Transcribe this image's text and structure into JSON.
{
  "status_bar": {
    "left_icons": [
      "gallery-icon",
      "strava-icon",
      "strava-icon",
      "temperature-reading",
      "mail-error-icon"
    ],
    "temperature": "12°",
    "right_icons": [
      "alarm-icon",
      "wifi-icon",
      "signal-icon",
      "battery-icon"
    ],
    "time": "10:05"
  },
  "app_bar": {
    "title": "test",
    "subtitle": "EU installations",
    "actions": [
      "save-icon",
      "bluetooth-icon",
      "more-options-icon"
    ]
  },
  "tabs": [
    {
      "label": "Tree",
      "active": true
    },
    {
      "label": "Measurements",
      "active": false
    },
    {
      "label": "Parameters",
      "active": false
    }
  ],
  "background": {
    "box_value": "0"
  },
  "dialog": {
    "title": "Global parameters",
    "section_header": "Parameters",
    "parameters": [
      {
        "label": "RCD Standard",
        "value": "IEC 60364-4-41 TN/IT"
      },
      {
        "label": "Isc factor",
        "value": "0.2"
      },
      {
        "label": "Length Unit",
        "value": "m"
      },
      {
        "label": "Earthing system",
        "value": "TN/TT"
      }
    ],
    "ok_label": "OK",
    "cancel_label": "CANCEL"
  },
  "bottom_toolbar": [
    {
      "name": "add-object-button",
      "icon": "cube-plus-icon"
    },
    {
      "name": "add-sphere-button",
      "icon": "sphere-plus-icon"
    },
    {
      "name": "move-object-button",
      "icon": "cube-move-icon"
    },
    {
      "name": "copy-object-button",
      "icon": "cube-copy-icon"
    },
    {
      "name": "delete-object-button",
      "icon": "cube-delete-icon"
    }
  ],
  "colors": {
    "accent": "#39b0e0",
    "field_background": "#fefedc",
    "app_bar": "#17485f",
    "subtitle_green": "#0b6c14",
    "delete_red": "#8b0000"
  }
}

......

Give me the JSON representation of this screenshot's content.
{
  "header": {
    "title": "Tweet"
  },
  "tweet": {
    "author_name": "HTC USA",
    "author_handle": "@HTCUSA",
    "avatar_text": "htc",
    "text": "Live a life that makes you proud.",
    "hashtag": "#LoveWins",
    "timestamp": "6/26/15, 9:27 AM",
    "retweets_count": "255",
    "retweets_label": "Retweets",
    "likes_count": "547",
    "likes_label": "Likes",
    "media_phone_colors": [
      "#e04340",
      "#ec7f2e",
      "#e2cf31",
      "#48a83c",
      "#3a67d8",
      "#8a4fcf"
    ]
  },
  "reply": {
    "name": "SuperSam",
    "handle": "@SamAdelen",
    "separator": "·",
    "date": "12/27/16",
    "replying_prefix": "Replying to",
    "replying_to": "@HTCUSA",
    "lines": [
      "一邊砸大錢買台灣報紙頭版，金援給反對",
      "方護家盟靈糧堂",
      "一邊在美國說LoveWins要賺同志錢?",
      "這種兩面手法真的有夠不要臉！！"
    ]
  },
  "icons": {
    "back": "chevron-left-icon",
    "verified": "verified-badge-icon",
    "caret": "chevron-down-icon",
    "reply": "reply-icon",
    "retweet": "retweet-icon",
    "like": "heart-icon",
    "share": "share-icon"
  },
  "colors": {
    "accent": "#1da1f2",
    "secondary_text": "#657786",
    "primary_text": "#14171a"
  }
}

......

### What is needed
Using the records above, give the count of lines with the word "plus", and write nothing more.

### Exercise result
2